Weiskopf was born in Massillon, Ohio, on Nov. 9, 1942. His parents, Tom and Eva, both enjoyed success playing amateur golf tournaments in Ohio and introduced the game to their three children. Weiskopf attended the U.S. Open at Inverness Club in Toledo, Ohio, in 1957, with his father and was instantly hooked on the game.

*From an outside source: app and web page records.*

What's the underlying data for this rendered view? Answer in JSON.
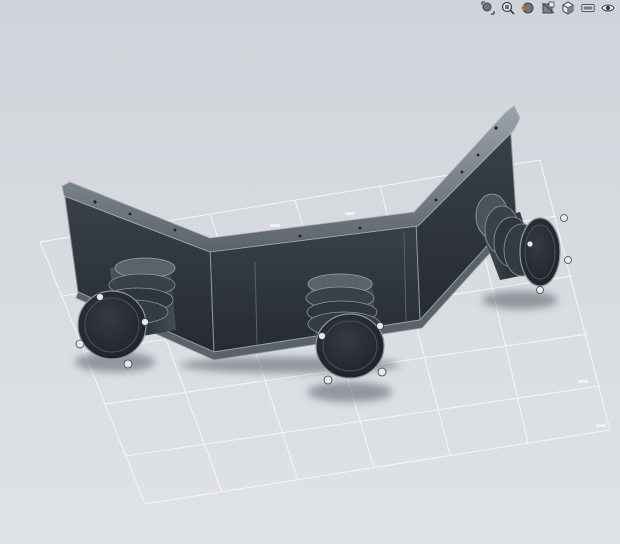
{
  "viewport": {
    "type": "3d-model-view",
    "background": "#d7dbe0",
    "model_color": "#2f353c",
    "edge_color": "#8e969e",
    "grid_color": "#f4f6f8"
  },
  "toolbar": {
    "buttons": [
      {
        "name": "zoom-to-fit-icon"
      },
      {
        "name": "zoom-to-area-icon"
      },
      {
        "name": "previous-view-icon"
      },
      {
        "name": "section-view-icon"
      },
      {
        "name": "view-orientation-icon"
      },
      {
        "name": "display-style-icon"
      },
      {
        "name": "hide-show-items-icon"
      }
    ]
  }
}
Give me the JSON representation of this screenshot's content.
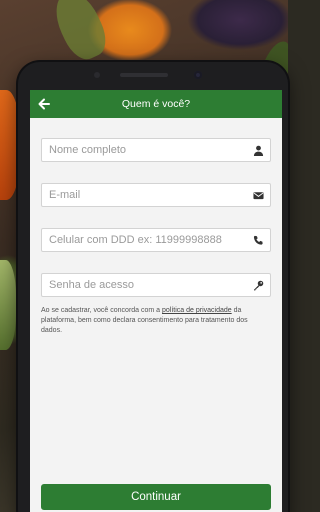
{
  "header": {
    "title": "Quem é você?"
  },
  "form": {
    "name_placeholder": "Nome completo",
    "email_placeholder": "E-mail",
    "phone_placeholder": "Celular com DDD ex: 11999998888",
    "password_placeholder": "Senha de acesso"
  },
  "consent": {
    "before": "Ao se cadastrar, você concorda com a ",
    "link": "política de privacidade",
    "after": " da plataforma, bem como declara consentimento para tratamento dos dados."
  },
  "footer": {
    "continue_label": "Continuar"
  },
  "theme": {
    "primary": "#2d7d33",
    "screen_bg": "#f3f3f3"
  },
  "icons": [
    "back-arrow-icon",
    "person-icon",
    "envelope-icon",
    "phone-icon",
    "key-icon"
  ]
}
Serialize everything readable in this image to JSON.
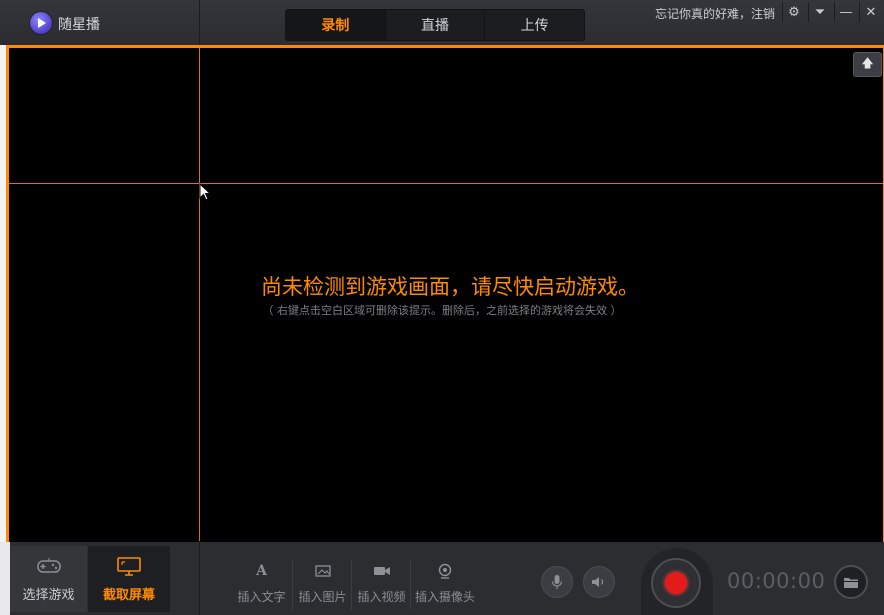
{
  "app": {
    "name": "随星播"
  },
  "tabs": [
    {
      "label": "录制",
      "active": true
    },
    {
      "label": "直播",
      "active": false
    },
    {
      "label": "上传",
      "active": false
    }
  ],
  "account": {
    "text": "忘记你真的好难，注销"
  },
  "window_controls": [
    "gear-icon",
    "dropdown-icon",
    "minimize-icon",
    "close-icon"
  ],
  "preview": {
    "message": "尚未检测到游戏画面，请尽快启动游戏。",
    "hint": "（ 右键点击空白区域可删除该提示。删除后，之前选择的游戏将会失效 ）"
  },
  "modes": [
    {
      "label": "选择游戏",
      "icon": "gamepad-icon",
      "active": false
    },
    {
      "label": "截取屏幕",
      "icon": "monitor-icon",
      "active": true
    }
  ],
  "inserts": [
    {
      "label": "插入文字",
      "icon": "text-icon"
    },
    {
      "label": "插入图片",
      "icon": "image-icon"
    },
    {
      "label": "插入视频",
      "icon": "video-icon"
    },
    {
      "label": "插入摄像头",
      "icon": "webcam-icon"
    }
  ],
  "audio": [
    "microphone-icon",
    "speaker-icon"
  ],
  "record": {
    "timer": "00:00:00"
  },
  "colors": {
    "accent": "#ff8a00",
    "record": "#e31b1b",
    "background": "#2a2c30"
  }
}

Weiskopf won the Ohio Jaycees junior golf championship by six strokes in 1960 and qualified three times for the Ohio High School State Championship for Benedictine High School in Cleveland before competing for The Ohio State University for one year, earning All-American honors. He turned professional in 1964 and his first win as a pro came in the 1965 Ohio Open. He claimed his first PGA TOUR title at the Andy Williams-San Diego Open Invitational in 1968. He won 16 times in all on the PGA TOUR, including one major championship, the 1973 Open at Royal Troon. During his PGA TOUR career, Weiskopf finished tied for second five times in a major, and three times he finished third. He was a member of two Ryder Cup teams in 1973 and 1975, both victories for the United States. Weiskopf also captured four PGA TOUR Champions titles, including a U.S. Senior Open win over Jack Nicklaus in 1995 at Congressional Country Club. He also registered victories on the European Tour (now the DP World Tour), the Sunshine Tour and on the South American Golf Circuit where he won the 1979 Argentine Open.
A true student of the game, Weiskopf left full-time competition after the 1984 PGA TOUR season, and embarked on his second career as a course designer. He is responsible for more than 75 courses, notably the stadium course at TPC Scottsdale, home of the WM Phoenix Open, and Double Eagle Club in nearby Galena, Ohio.
Weiskopf also enjoyed a successful 20-plus year career as television analyst for ABC/ESPN and CBS.
Weiskopf died on August 20, 2022, at 79 after a long bout with pancreatic cancer. His survivors include his wife Laurie, and his children Heidi and Eric from his marriage to his first wife, Jeanne.
“Tom Weiskopf left us too soon, but he left behind a legacy as a champion, accomplished course designer and broadcaster,” Nicklaus said. “It is a privilege for us at the Memorial Tournament and for the Central Ohio patrons to pay tribute to Tom, who was born in Ohio and is one of the great players to come through Ohio State. He was a terrific player—one of the four or five most talented players I’ve ever seen. Tom and I became good friends and spent a great deal of time together, whether on the course or designing them. Less than a year after he won The Open in 1973 at Troon, Tom helped me open Muirfield Village Golf Club on Memorial Day 1974. To recognize him on these same grounds 50 years later will be something very special for the Memorial Tournament, and especially for me, Barbara and my entire family.”